I have definitely longed for having children and a "normal" nuclear family my whole life. I would go even farther though, in asserting that we INTJs do/will/would make outstanding parents. Like Morn said, we would teach them to be independent thinkers, and be delighted to answer their questions and encourage their curiousity. We would not be autocratic parents, but instead give logical reasons for our rules and never just the "because I said so!" On the other hand, we are principled and would be able to say no and provide much needed discipline to our children. We would certainly carry over our own constant focus on self-improvement over to them, but at the same time given our inner sensitivity and extreme loyalty to loved ones, we would also be very caring and loving to the children. We would be amazing parents! Now if only I can find someone to marry and put up with me; therein lies the challenge:tongue:
- Children should neither be seen nor heard from -- ever again.
- I never met a kid I liked.
- I like children. If they're properly cooked.
- Madam, there's no such thing as a tough child -- if you parboil them first for seven hours, they always come out tender.
- They are also very good with mustard.
Up to mid mid 20's I knew I would never have children.
I didn't think I knew what to do with those things. They ate funny stuff, they could not tell what they needed or what was hurting. They needed their bottoms cleaned at certain unfathomable times!
Also, even if I had them, I didn't think this world was fit for them.
Living in a 3rd world country, I was likely to end up divorced. How was I going to look after them? etc, etc. (if you get the picture of the what the future will be like for them.....)
Then, I came to Australia. A kind and caring place. It did not matter anymore. Society here could and did cope with my alone-ness. I had 2 children and they thrived.
It's been my greatest and most fulfilling job.
But it happen in my own terms!
As of now I absolutely don't want to have any children, but I have decided in my mind that if I ever wanted to have children, I'd adopt them. People, especially adults, I tell this to tend to say the phrase "it'll change when you're older", like it's inevitable that at one time in my life I want to have children. Of course, I don't know what I'll think in, say, ten years, but neither do they, because everyone's different. :wink:
Australia is pretty much... exactly like America and not at all like Europe. The culture is one of beer drinking couch potato SUV driving freedom loving mall/walmart type store shopping living in large suburban family homes. There is a strong economy with 5.1% unemployment, and higher population growth than India and Indonesia, due to high immigration and high birth rates, with the very suburban orientated family culture, if anything sububan culture is stronger here than in America.
I was the 5th of five kids and the youngest cousin among a fleet of cousins...but instead of the attention I often got lost in the shuffle.
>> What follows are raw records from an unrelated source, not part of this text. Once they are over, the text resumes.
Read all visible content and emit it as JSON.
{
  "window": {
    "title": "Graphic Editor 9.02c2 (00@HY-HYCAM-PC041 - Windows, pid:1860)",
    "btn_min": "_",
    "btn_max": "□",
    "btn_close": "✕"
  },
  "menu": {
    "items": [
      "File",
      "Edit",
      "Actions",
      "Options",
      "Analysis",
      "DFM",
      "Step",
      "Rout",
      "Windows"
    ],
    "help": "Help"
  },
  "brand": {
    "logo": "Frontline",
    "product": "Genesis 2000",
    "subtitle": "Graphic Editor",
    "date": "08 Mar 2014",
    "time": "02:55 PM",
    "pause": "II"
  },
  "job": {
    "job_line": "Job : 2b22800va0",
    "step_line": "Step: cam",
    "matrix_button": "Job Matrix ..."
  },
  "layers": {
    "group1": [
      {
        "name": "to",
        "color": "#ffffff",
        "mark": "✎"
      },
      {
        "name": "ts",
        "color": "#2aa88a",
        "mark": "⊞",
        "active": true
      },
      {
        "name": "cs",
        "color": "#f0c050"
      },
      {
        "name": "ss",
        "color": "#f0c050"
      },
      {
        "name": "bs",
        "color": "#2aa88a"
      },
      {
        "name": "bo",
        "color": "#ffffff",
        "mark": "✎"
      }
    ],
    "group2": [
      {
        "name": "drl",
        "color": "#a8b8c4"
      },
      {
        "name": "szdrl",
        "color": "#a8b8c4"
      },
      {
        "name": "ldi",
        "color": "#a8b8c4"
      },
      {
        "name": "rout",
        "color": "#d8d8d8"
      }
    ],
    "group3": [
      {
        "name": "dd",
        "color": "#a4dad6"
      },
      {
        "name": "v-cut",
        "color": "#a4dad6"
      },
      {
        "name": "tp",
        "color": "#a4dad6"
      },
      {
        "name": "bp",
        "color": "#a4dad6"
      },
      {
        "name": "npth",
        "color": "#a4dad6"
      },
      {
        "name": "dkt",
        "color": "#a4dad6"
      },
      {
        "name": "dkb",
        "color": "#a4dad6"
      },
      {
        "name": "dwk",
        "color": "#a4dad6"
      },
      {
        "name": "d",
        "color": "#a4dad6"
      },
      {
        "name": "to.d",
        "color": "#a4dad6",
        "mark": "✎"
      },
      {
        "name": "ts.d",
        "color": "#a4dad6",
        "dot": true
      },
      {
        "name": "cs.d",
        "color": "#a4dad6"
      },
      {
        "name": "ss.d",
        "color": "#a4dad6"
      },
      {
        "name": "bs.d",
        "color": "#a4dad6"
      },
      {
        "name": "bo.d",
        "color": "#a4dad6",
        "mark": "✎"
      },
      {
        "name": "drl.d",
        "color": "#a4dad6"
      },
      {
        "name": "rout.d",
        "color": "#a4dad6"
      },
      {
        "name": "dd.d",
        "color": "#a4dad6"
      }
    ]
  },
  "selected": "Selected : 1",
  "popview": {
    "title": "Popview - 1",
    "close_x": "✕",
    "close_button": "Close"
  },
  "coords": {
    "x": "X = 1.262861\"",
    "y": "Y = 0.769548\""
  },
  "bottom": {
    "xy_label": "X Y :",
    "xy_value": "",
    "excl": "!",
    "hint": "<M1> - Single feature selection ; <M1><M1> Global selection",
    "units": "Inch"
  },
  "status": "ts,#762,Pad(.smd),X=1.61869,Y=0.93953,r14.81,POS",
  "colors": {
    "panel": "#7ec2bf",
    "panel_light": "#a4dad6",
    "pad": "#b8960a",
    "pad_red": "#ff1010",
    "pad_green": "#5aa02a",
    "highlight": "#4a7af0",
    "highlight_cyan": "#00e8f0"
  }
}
I became an uncle at the age of 9 and a great-uncle (before fatherhood) in my mist 20s. I don't know when or why, but being around and being trusted to take care of kids always made me feel good.
I was in a serious relationship with a woman 17 years old than me and one of the reasons I gave myself as to why not to continue into marriage was that I wanted my "own" kids. She had two already, but could not have anymore. Life dealt me into a marriage where a biological child was not possible, and we adopted. At 35 I finally became a father to a 6-week year old child...and the first time I held him I cried. Two years later we adopted a second child from a different biological mother.
Adoption has brought such a beautiful surprise. Each day is total wonder. There's no reading into possible DNA links, past, present or future.
I have never loved another human being as I do my children. For me, this is the glory of having a child. It has brought out a depth to me I did not know I had, and selfishly, I really like the idea that no one else will ever get this much love from me.